It occurs to me that the most important and the most often overlooked value of experiential marketing is that it allows you the unique opportunity to market to people when they are in a particular frame of mind. There are many companies of services/products that are able to take advantage of this sort of marketing, such as; Google, Nike, Adidas, Apple and Sports franchises (such as the NBA, NRL, NFL, etc.)

The Nike brand in particular is very successful when it comes to exploiting the experiential component of marketing, able to intertwine a common consumer experience with their running technology goods. Nike has only just recently jumped on this innovative, labelled “unconventional3” bandwagon, shifting their strategy from directly advertising their products to an experience- which allows their public consumers to openly participate and be inspired by their products through personalised, set experiences, such as the Nike Grid Analysis event.

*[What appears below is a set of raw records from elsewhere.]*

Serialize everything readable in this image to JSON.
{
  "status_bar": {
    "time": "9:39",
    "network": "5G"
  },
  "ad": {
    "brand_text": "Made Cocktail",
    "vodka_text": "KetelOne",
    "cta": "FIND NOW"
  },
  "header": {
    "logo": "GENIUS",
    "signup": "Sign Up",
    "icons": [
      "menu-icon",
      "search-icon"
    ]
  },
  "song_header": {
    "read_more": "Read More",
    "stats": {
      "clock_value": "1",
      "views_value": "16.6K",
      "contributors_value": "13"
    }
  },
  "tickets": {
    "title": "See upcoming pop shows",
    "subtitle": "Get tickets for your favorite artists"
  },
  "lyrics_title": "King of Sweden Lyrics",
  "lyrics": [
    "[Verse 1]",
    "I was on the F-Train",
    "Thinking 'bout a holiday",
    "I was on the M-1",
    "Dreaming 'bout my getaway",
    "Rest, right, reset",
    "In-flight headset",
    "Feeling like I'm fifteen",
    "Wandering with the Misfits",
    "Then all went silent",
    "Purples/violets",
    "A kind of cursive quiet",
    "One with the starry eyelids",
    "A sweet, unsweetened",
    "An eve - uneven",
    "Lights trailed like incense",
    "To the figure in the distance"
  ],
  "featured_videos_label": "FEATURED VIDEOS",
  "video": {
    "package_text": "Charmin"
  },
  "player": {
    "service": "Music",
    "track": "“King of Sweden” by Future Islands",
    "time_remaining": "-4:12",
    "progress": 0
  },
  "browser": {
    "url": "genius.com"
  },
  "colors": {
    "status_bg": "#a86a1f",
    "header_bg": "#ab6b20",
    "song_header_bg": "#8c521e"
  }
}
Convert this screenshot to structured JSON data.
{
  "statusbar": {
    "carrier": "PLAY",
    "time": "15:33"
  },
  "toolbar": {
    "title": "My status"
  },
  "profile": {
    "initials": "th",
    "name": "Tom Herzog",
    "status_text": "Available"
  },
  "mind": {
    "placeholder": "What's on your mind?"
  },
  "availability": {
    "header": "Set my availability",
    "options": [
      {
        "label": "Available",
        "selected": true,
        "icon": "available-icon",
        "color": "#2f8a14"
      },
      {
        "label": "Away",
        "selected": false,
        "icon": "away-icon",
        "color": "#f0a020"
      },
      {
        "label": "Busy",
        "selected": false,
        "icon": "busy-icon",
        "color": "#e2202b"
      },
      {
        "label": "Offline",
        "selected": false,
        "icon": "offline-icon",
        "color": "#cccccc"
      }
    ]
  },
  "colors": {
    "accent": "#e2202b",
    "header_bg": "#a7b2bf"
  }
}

“We don’t do advertising any more. We just do cool stuff, it sounds a bit wanky, but that’s just the way it is. Advertising is all about achieving awareness, and we no longer need awareness. We need to become part of people’s lives and digital allows us to do that.”- Simon Pestridge of Nike U.K.3

What’s most important is that the actual financial figures are able to back-up the experiential marketing strategy, proving to be extremely effective, as Nike  was able to reduce its costs directed toward advertising their product to 33%, down from 55% 10 years ago4, without losing sales.


  1. Pine II, B.J. & Gilmore, J.H., 1998. Welcome to the experience economy. Harvard Business Review, 76 (Issue 4), p98
  2. Pine II, B.J., 1998. Welcome to the experience economy. Harvard Business Review, [Online]. (Issue 4), 98. Available at: [Accessed 27 June 2012]
  3. Brand Republic/ Gareth Jones. 2009. Nike: Just do digital. [ONLINE] Available at: [Accessed 27 June 12]
  4. The New York Times/ Louise Story. 2007. The New Advertising Outlet: Your Life . [ONLINE] Available at: [Accessed 27 June 12]

a) Jax Rant. 2010. Value of User Experience Design. [ONLINE] Available at: [Accessed 27 June 12]

b)      Nike Grid. 2010. Nike Grid. [ONLINE] Available at: [Accessed 27 June 12]

c)      Blogspot, Verve Marketing. 2011. Experiential Nike Campaign. [ONLINE] Available at: [Accessed 27 June 12]